▸ **Task brief**: Copy all lines below exactly as written. Leave pictures out.

[Data records for software interfaces]

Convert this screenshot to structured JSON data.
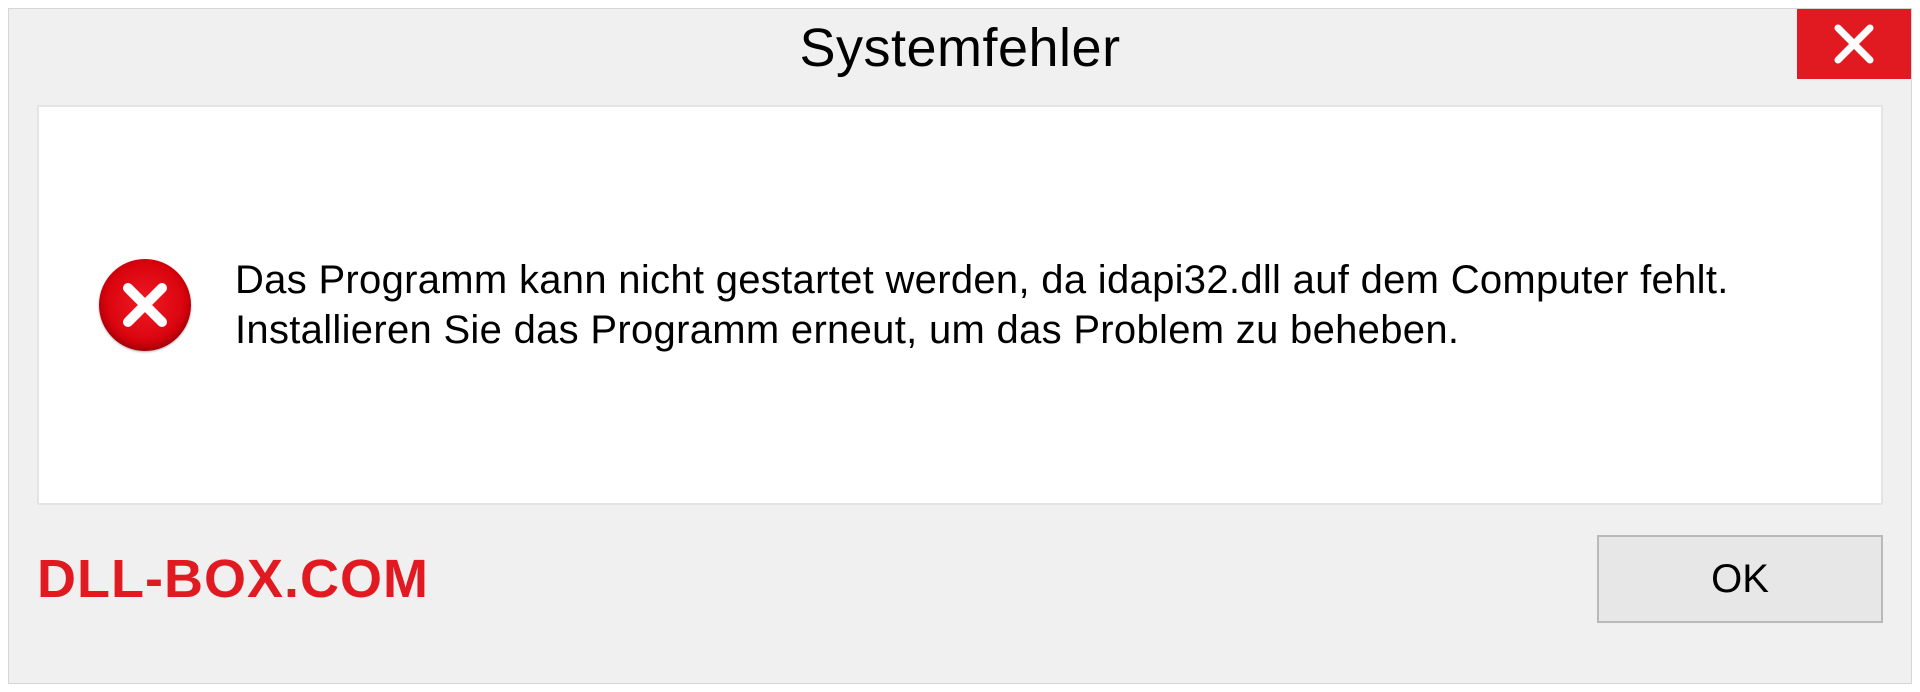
{
  "dialog": {
    "title": "Systemfehler",
    "message": "Das Programm kann nicht gestartet werden, da idapi32.dll auf dem Computer fehlt. Installieren Sie das Programm erneut, um das Problem zu beheben.",
    "ok_label": "OK",
    "watermark": "DLL-BOX.COM"
  },
  "colors": {
    "accent_red": "#e11a22",
    "dialog_bg": "#f0f0f0",
    "content_bg": "#ffffff",
    "button_bg": "#e7e7e7",
    "button_border": "#b9b9b9"
  }
}
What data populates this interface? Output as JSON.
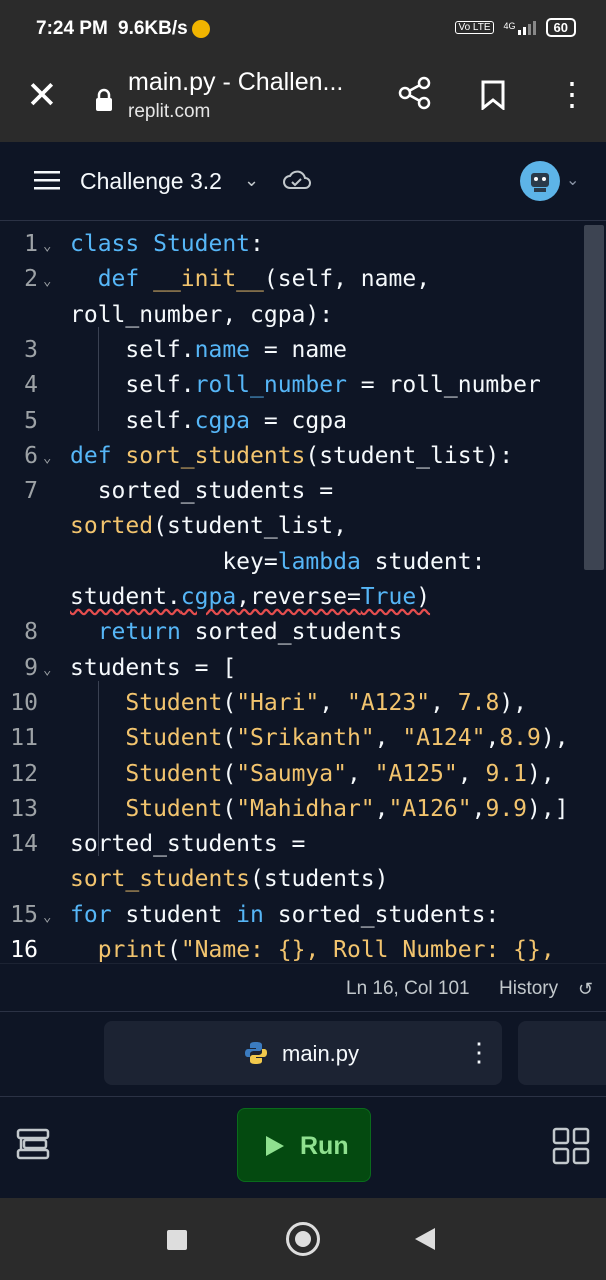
{
  "status_bar": {
    "time": "7:24 PM",
    "speed": "9.6KB/s",
    "network": "4G",
    "volte": "Vo LTE",
    "battery": "60"
  },
  "browser": {
    "title": "main.py - Challen...",
    "url": "replit.com"
  },
  "repl": {
    "name": "Challenge 3.2"
  },
  "editor": {
    "lines": [
      {
        "n": "1",
        "fold": true,
        "tokens": [
          [
            "kw",
            "class "
          ],
          [
            "kw",
            "Student"
          ],
          [
            "",
            ":"
          ]
        ]
      },
      {
        "n": "2",
        "fold": true,
        "tokens": [
          [
            "",
            "  "
          ],
          [
            "kw",
            "def "
          ],
          [
            "fn",
            "__init__"
          ],
          [
            "",
            "(self, name,"
          ]
        ]
      },
      {
        "n": "",
        "fold": false,
        "tokens": [
          [
            "",
            "roll_number, cgpa):"
          ]
        ]
      },
      {
        "n": "3",
        "fold": false,
        "tokens": [
          [
            "",
            "    self."
          ],
          [
            "prop",
            "name"
          ],
          [
            "",
            " = name"
          ]
        ]
      },
      {
        "n": "4",
        "fold": false,
        "tokens": [
          [
            "",
            "    self."
          ],
          [
            "prop",
            "roll_number"
          ],
          [
            "",
            " = roll_number"
          ]
        ]
      },
      {
        "n": "5",
        "fold": false,
        "tokens": [
          [
            "",
            "    self."
          ],
          [
            "prop",
            "cgpa"
          ],
          [
            "",
            " = cgpa"
          ]
        ]
      },
      {
        "n": "6",
        "fold": true,
        "tokens": [
          [
            "kw",
            "def "
          ],
          [
            "fn",
            "sort_students"
          ],
          [
            "",
            "(student_list):"
          ]
        ]
      },
      {
        "n": "7",
        "fold": false,
        "tokens": [
          [
            "",
            "  sorted_students ="
          ]
        ]
      },
      {
        "n": "",
        "fold": false,
        "tokens": [
          [
            "fn",
            "sorted"
          ],
          [
            "",
            "(student_list,"
          ]
        ]
      },
      {
        "n": "",
        "fold": false,
        "tokens": [
          [
            "",
            "           key="
          ],
          [
            "kw",
            "lambda"
          ],
          [
            "",
            " student:"
          ]
        ]
      },
      {
        "n": "",
        "fold": false,
        "tokens": [
          [
            "squig",
            "student."
          ],
          [
            "squigprop",
            "cgpa"
          ],
          [
            "squig",
            ",reverse="
          ],
          [
            "squigkw",
            "True"
          ],
          [
            "squig",
            ")"
          ]
        ]
      },
      {
        "n": "8",
        "fold": false,
        "tokens": [
          [
            "",
            "  "
          ],
          [
            "kw",
            "return"
          ],
          [
            "",
            " sorted_students"
          ]
        ]
      },
      {
        "n": "9",
        "fold": true,
        "tokens": [
          [
            "",
            "students = ["
          ]
        ]
      },
      {
        "n": "10",
        "fold": false,
        "tokens": [
          [
            "",
            "    "
          ],
          [
            "fn",
            "Student"
          ],
          [
            "",
            "("
          ],
          [
            "str",
            "\"Hari\""
          ],
          [
            "",
            ", "
          ],
          [
            "str",
            "\"A123\""
          ],
          [
            "",
            ", "
          ],
          [
            "num",
            "7.8"
          ],
          [
            "",
            "),"
          ]
        ]
      },
      {
        "n": "11",
        "fold": false,
        "tokens": [
          [
            "",
            "    "
          ],
          [
            "fn",
            "Student"
          ],
          [
            "",
            "("
          ],
          [
            "str",
            "\"Srikanth\""
          ],
          [
            "",
            ", "
          ],
          [
            "str",
            "\"A124\""
          ],
          [
            "",
            ","
          ],
          [
            "num",
            "8.9"
          ],
          [
            "",
            "),"
          ]
        ]
      },
      {
        "n": "12",
        "fold": false,
        "tokens": [
          [
            "",
            "    "
          ],
          [
            "fn",
            "Student"
          ],
          [
            "",
            "("
          ],
          [
            "str",
            "\"Saumya\""
          ],
          [
            "",
            ", "
          ],
          [
            "str",
            "\"A125\""
          ],
          [
            "",
            ", "
          ],
          [
            "num",
            "9.1"
          ],
          [
            "",
            "),"
          ]
        ]
      },
      {
        "n": "13",
        "fold": false,
        "tokens": [
          [
            "",
            "    "
          ],
          [
            "fn",
            "Student"
          ],
          [
            "",
            "("
          ],
          [
            "str",
            "\"Mahidhar\""
          ],
          [
            "",
            ","
          ],
          [
            "str",
            "\"A126\""
          ],
          [
            "",
            ","
          ],
          [
            "num",
            "9.9"
          ],
          [
            "",
            "),]"
          ]
        ]
      },
      {
        "n": "14",
        "fold": false,
        "tokens": [
          [
            "",
            "sorted_students ="
          ]
        ]
      },
      {
        "n": "",
        "fold": false,
        "tokens": [
          [
            "fn",
            "sort_students"
          ],
          [
            "",
            "(students)"
          ]
        ]
      },
      {
        "n": "15",
        "fold": true,
        "tokens": [
          [
            "kw",
            "for"
          ],
          [
            "",
            " student "
          ],
          [
            "kw",
            "in"
          ],
          [
            "",
            " sorted_students:"
          ]
        ]
      },
      {
        "n": "16",
        "fold": false,
        "active": true,
        "tokens": [
          [
            "",
            "  "
          ],
          [
            "fn",
            "print"
          ],
          [
            "",
            "("
          ],
          [
            "str",
            "\"Name: {}, Roll Number: {},"
          ]
        ]
      }
    ]
  },
  "statusline": {
    "position": "Ln 16, Col 101",
    "history": "History"
  },
  "tab": {
    "label": "main.py"
  },
  "toolbar": {
    "run_label": "Run"
  }
}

▸ **Output**:
Convert this screenshot to structured JSON data.
{
  "dialog": {
    "title": "Systemfehler",
    "message": "Das Programm kann nicht gestartet werden, da idapi32.dll auf dem Computer fehlt. Installieren Sie das Programm erneut, um das Problem zu beheben.",
    "ok_label": "OK",
    "watermark": "DLL-BOX.COM"
  },
  "colors": {
    "accent_red": "#e11a22",
    "dialog_bg": "#f0f0f0",
    "content_bg": "#ffffff",
    "button_bg": "#e7e7e7",
    "button_border": "#b9b9b9"
  }
}
What data populates this interface? Output as JSON.
{
  "status_bar": {
    "time": "7:24 PM",
    "speed": "9.6KB/s",
    "network": "4G",
    "volte": "Vo LTE",
    "battery": "60"
  },
  "browser": {
    "title": "main.py - Challen...",
    "url": "replit.com"
  },
  "repl": {
    "name": "Challenge 3.2"
  },
  "editor": {
    "lines": [
      {
        "n": "1",
        "fold": true,
        "tokens": [
          [
            "kw",
            "class "
          ],
          [
            "kw",
            "Student"
          ],
          [
            "",
            ":"
          ]
        ]
      },
      {
        "n": "2",
        "fold": true,
        "tokens": [
          [
            "",
            "  "
          ],
          [
            "kw",
            "def "
          ],
          [
            "fn",
            "__init__"
          ],
          [
            "",
            "(self, name,"
          ]
        ]
      },
      {
        "n": "",
        "fold": false,
        "tokens": [
          [
            "",
            "roll_number, cgpa):"
          ]
        ]
      },
      {
        "n": "3",
        "fold": false,
        "tokens": [
          [
            "",
            "    self."
          ],
          [
            "prop",
            "name"
          ],
          [
            "",
            " = name"
          ]
        ]
      },
      {
        "n": "4",
        "fold": false,
        "tokens": [
          [
            "",
            "    self."
          ],
          [
            "prop",
            "roll_number"
          ],
          [
            "",
            " = roll_number"
          ]
        ]
      },
      {
        "n": "5",
        "fold": false,
        "tokens": [
          [
            "",
            "    self."
          ],
          [
            "prop",
            "cgpa"
          ],
          [
            "",
            " = cgpa"
          ]
        ]
      },
      {
        "n": "6",
        "fold": true,
        "tokens": [
          [
            "kw",
            "def "
          ],
          [
            "fn",
            "sort_students"
          ],
          [
            "",
            "(student_list):"
          ]
        ]
      },
      {
        "n": "7",
        "fold": false,
        "tokens": [
          [
            "",
            "  sorted_students ="
          ]
        ]
      },
      {
        "n": "",
        "fold": false,
        "tokens": [
          [
            "fn",
            "sorted"
          ],
          [
            "",
            "(student_list,"
          ]
        ]
      },
      {
        "n": "",
        "fold": false,
        "tokens": [
          [
            "",
            "           key="
          ],
          [
            "kw",
            "lambda"
          ],
          [
            "",
            " student:"
          ]
        ]
      },
      {
        "n": "",
        "fold": false,
        "tokens": [
          [
            "squig",
            "student."
          ],
          [
            "squigprop",
            "cgpa"
          ],
          [
            "squig",
            ",reverse="
          ],
          [
            "squigkw",
            "True"
          ],
          [
            "squig",
            ")"
          ]
        ]
      },
      {
        "n": "8",
        "fold": false,
        "tokens": [
          [
            "",
            "  "
          ],
          [
            "kw",
            "return"
          ],
          [
            "",
            " sorted_students"
          ]
        ]
      },
      {
        "n": "9",
        "fold": true,
        "tokens": [
          [
            "",
            "students = ["
          ]
        ]
      },
      {
        "n": "10",
        "fold": false,
        "tokens": [
          [
            "",
            "    "
          ],
          [
            "fn",
            "Student"
          ],
          [
            "",
            "("
          ],
          [
            "str",
            "\"Hari\""
          ],
          [
            "",
            ", "
          ],
          [
            "str",
            "\"A123\""
          ],
          [
            "",
            ", "
          ],
          [
            "num",
            "7.8"
          ],
          [
            "",
            "),"
          ]
        ]
      },
      {
        "n": "11",
        "fold": false,
        "tokens": [
          [
            "",
            "    "
          ],
          [
            "fn",
            "Student"
          ],
          [
            "",
            "("
          ],
          [
            "str",
            "\"Srikanth\""
          ],
          [
            "",
            ", "
          ],
          [
            "str",
            "\"A124\""
          ],
          [
            "",
            ","
          ],
          [
            "num",
            "8.9"
          ],
          [
            "",
            "),"
          ]
        ]
      },
      {
        "n": "12",
        "fold": false,
        "tokens": [
          [
            "",
            "    "
          ],
          [
            "fn",
            "Student"
          ],
          [
            "",
            "("
          ],
          [
            "str",
            "\"Saumya\""
          ],
          [
            "",
            ", "
          ],
          [
            "str",
            "\"A125\""
          ],
          [
            "",
            ", "
          ],
          [
            "num",
            "9.1"
          ],
          [
            "",
            "),"
          ]
        ]
      },
      {
        "n": "13",
        "fold": false,
        "tokens": [
          [
            "",
            "    "
          ],
          [
            "fn",
            "Student"
          ],
          [
            "",
            "("
          ],
          [
            "str",
            "\"Mahidhar\""
          ],
          [
            "",
            ","
          ],
          [
            "str",
            "\"A126\""
          ],
          [
            "",
            ","
          ],
          [
            "num",
            "9.9"
          ],
          [
            "",
            "),]"
          ]
        ]
      },
      {
        "n": "14",
        "fold": false,
        "tokens": [
          [
            "",
            "sorted_students ="
          ]
        ]
      },
      {
        "n": "",
        "fold": false,
        "tokens": [
          [
            "fn",
            "sort_students"
          ],
          [
            "",
            "(students)"
          ]
        ]
      },
      {
        "n": "15",
        "fold": true,
        "tokens": [
          [
            "kw",
            "for"
          ],
          [
            "",
            " student "
          ],
          [
            "kw",
            "in"
          ],
          [
            "",
            " sorted_students:"
          ]
        ]
      },
      {
        "n": "16",
        "fold": false,
        "active": true,
        "tokens": [
          [
            "",
            "  "
          ],
          [
            "fn",
            "print"
          ],
          [
            "",
            "("
          ],
          [
            "str",
            "\"Name: {}, Roll Number: {},"
          ]
        ]
      }
    ]
  },
  "statusline": {
    "position": "Ln 16, Col 101",
    "history": "History"
  },
  "tab": {
    "label": "main.py"
  },
  "toolbar": {
    "run_label": "Run"
  }
}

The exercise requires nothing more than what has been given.